Bowery was the circus of the masses (Sante 1991).
Further exploration of this phenomenon coupled with the FTP will lead students to ask the following types of questions: What if any, is the relationship between democracy and capitalism? Can democracy be better achieved or more thoroughly realized in a socialist society?
Once students have begun arriving at such questions they will view
The Piano Lesson
. Students will read
King Hedley II
August Wilson’s Pulitzer Prize for Drama nominee of 2000.
is set in the Hill section of Pittsburgh during the era of Reagan led democracy. The setting of this play may be of particular interest to students in New Haven as we have a similar neighborhood also referred to as the Hill. The titular character is not completely dissimilar to that of Walter Lee Younger in Hansberry’s
A Raisin in the Sun
, a work with which many of my students have prior knowledge.
is an American tragedy, the story of a man whose attempts at attaining the American dream are thwarted time and time again often due to circumstances of class and race. This will lead students to ask whether or not a society or nation that either allows or forces individuals to live in substandard conditions based on such criteria may be considered democratic. This in turn begs the question: can individuals hold and promote democratic ideals in societies that are not necessarily democratic?

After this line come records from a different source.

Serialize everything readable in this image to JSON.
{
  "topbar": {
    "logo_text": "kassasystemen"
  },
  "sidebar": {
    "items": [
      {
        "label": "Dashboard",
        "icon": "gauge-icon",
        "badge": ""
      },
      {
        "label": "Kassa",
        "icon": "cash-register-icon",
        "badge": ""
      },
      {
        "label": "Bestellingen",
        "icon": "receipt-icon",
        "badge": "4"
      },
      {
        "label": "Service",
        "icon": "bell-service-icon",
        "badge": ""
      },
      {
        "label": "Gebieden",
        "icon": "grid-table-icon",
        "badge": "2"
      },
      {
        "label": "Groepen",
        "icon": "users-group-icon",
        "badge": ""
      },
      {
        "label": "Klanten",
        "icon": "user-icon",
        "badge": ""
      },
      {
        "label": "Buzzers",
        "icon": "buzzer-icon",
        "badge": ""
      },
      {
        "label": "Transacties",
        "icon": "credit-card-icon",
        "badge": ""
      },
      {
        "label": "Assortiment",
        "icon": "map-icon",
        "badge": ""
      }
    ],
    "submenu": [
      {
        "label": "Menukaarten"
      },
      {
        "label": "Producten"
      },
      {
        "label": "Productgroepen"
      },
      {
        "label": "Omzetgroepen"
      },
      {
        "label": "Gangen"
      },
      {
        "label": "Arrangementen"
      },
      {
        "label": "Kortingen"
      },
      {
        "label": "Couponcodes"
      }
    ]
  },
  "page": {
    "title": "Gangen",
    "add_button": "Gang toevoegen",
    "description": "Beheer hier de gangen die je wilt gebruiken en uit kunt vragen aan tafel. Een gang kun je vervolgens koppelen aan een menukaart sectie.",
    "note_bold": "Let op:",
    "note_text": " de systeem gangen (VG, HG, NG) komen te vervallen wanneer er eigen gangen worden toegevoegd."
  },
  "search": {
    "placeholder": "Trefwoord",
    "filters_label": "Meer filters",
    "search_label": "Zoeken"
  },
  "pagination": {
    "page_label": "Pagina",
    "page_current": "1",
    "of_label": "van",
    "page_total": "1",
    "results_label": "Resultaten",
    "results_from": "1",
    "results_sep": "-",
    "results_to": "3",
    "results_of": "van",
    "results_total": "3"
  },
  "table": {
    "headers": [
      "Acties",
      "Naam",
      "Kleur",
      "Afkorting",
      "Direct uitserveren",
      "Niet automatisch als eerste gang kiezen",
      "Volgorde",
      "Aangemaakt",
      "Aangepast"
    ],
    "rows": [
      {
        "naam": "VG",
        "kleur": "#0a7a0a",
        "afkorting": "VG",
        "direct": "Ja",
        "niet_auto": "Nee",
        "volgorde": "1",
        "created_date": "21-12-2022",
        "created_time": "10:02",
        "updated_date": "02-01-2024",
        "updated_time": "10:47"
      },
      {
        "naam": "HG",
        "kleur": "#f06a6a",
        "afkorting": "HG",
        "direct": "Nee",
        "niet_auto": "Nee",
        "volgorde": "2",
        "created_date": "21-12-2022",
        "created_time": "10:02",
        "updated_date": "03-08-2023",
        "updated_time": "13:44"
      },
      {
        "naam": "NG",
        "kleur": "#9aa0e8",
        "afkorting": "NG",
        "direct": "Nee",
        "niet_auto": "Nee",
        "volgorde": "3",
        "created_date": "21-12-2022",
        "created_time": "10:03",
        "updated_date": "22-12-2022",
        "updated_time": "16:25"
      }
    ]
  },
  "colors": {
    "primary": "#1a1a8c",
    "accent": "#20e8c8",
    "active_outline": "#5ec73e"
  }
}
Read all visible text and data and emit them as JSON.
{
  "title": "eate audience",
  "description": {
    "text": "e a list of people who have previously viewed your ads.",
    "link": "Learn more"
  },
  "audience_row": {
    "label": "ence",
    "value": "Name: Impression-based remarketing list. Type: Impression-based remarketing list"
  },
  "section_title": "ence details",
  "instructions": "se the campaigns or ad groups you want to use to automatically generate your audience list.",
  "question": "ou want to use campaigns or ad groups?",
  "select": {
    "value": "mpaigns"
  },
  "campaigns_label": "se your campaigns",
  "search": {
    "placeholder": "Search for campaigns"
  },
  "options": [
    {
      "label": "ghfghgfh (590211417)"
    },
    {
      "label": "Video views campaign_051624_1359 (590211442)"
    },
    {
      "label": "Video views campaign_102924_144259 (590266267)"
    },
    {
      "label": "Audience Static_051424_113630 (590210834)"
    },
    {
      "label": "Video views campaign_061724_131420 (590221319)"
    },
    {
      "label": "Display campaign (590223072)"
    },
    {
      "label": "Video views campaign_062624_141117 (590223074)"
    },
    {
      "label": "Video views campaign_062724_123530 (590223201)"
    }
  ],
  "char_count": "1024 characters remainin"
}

Extending the theme of democracy to democracy in the classroom there will be a limited number of choices for students regarding their culminating activity. Each final project will include a written component, either an essay or a one-act play. The culminating project will also include at least one other medium to be presented in class. Other media include visual art, performance, oral presentation/public speaking etc.